[[Image:ssconstantine_helen2.jpg|left|frame|Interior of Ss. Constantine and Helen Orthodox Church]]
While in Galveston, Bishop Tikhon visited the cemetery, and became aware that it was filling fast. As a gift to the Congregation, Bishop Tikhon (who was later made Patriarch of Moscow), purchased 27 additional plots next to the original cemetery track. Fr. Theoclitos and the church continued with a new influx of immigrants coming to Galveston each year, even purchasing another 21’ to the west of the Church. Although he did keep constant communications with the Diocese, it is not clear whether he ever met with Archbishop Platon of New York, who replaced Bishop Tikhon.
He was known to include the Romanov Royal Family each week in the Liturgy, especially due to concerns about the health Tsar Nicholas II’s son, Alexander’s affliction with hemophilia began to spread. Also World War I was raging, and Russia was not faring well in it, and talk of revolution against the Tsar was in the news from time to time.
On weekly trips to the business district, the neighborhood children would gather on the church steps and wait for his return. He would always have a large bag full of fruit and the latest sweets for them, saving a large portion for his parish children. He became acquainted with many people during his years in Galveston and was thought of respectfully, while they became somewhat enchanted with his customary meager but stoic Orthodox [[monasticism|monastic]] ways.

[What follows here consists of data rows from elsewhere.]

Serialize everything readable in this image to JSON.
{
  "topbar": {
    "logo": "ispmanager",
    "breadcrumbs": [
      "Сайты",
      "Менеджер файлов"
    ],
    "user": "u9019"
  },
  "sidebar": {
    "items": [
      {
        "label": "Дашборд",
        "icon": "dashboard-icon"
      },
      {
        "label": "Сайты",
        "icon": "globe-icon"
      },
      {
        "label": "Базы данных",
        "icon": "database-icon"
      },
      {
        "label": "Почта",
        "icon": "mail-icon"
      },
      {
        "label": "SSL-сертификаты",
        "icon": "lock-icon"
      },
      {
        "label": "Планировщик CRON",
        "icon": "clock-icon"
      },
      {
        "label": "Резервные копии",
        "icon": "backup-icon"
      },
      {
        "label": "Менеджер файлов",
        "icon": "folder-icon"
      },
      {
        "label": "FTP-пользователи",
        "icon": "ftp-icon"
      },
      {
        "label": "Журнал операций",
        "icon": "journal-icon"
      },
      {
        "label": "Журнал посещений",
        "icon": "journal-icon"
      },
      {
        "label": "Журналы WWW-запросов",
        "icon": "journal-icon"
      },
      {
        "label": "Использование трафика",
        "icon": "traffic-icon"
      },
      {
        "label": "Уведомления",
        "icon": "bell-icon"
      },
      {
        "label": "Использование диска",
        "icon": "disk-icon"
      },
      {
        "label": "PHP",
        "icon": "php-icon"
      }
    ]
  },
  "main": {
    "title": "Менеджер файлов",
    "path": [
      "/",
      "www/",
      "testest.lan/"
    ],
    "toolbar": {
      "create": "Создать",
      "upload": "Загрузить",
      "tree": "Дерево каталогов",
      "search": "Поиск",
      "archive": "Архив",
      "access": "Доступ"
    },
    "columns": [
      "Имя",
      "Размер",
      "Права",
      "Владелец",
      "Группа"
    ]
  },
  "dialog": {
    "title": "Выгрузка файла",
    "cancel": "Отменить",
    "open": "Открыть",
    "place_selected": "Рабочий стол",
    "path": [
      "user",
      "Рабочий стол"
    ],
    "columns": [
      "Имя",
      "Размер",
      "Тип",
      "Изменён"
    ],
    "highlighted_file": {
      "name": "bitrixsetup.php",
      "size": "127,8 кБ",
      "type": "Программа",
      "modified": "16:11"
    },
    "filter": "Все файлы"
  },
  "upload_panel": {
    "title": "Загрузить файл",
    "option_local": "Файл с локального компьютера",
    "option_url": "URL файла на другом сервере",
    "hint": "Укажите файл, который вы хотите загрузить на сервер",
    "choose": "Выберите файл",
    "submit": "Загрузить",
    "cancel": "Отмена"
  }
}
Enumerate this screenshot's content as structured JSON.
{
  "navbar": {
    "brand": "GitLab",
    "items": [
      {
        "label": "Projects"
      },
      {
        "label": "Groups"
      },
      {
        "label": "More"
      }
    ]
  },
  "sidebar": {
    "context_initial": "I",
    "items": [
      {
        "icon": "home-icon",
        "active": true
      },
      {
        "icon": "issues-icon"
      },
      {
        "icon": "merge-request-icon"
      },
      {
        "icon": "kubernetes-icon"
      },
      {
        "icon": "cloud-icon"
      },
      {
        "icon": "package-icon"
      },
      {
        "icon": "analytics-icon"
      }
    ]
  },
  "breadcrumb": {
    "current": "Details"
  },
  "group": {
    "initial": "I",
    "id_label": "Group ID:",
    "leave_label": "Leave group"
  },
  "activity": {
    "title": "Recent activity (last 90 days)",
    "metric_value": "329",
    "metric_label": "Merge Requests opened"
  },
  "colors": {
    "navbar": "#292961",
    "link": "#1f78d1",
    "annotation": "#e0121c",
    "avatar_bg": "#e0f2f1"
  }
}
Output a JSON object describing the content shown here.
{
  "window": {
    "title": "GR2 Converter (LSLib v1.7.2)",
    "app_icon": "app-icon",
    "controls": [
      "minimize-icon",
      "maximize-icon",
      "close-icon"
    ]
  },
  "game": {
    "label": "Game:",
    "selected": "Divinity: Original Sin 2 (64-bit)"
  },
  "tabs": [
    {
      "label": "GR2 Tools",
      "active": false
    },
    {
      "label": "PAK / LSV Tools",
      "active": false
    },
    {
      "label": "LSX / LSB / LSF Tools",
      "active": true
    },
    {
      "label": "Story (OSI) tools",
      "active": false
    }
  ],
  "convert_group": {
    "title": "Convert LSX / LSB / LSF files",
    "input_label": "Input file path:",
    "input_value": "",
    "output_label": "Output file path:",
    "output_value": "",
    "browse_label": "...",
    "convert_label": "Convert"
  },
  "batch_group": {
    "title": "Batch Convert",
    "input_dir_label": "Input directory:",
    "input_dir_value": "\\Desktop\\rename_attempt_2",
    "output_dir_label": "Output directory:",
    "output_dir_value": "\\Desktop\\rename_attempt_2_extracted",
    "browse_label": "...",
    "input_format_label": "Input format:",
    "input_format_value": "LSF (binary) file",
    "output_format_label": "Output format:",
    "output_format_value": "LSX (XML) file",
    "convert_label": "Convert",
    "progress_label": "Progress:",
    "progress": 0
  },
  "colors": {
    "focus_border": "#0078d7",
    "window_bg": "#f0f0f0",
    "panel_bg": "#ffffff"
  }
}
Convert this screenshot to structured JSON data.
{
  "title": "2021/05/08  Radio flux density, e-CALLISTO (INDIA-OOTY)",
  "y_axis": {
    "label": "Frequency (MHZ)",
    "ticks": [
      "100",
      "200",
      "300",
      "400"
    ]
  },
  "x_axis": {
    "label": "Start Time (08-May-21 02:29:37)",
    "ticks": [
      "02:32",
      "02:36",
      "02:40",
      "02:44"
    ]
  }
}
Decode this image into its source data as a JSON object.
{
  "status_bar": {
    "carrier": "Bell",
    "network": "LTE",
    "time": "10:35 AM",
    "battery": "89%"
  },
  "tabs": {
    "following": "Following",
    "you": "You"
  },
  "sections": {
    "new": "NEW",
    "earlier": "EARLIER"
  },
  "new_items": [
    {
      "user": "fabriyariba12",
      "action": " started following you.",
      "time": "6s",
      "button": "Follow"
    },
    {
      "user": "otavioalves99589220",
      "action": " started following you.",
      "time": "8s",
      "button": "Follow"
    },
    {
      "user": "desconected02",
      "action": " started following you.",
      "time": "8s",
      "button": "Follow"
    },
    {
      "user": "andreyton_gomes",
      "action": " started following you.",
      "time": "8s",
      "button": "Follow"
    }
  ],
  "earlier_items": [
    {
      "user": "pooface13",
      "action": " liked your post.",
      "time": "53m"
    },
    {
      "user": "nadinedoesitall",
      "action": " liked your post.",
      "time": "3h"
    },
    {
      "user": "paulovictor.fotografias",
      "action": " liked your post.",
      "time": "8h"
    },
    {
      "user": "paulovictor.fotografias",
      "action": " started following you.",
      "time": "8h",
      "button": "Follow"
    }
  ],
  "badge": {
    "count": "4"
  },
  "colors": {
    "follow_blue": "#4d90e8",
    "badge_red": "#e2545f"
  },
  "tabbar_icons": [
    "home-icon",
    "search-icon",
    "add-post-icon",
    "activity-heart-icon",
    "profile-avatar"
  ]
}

He was a constant visitor to St. Mary’s Infirmary (the local Catholic Hospital) and John Sealy Hospital at the University of Texas Medical Branch. He truly became a friend to many families, who felt his visits to their loved ones in the hospital made those loved ones better. He converted to Orthodoxy many of these families: the Dambido family, the Matthews family and the Lelirra family to name a few.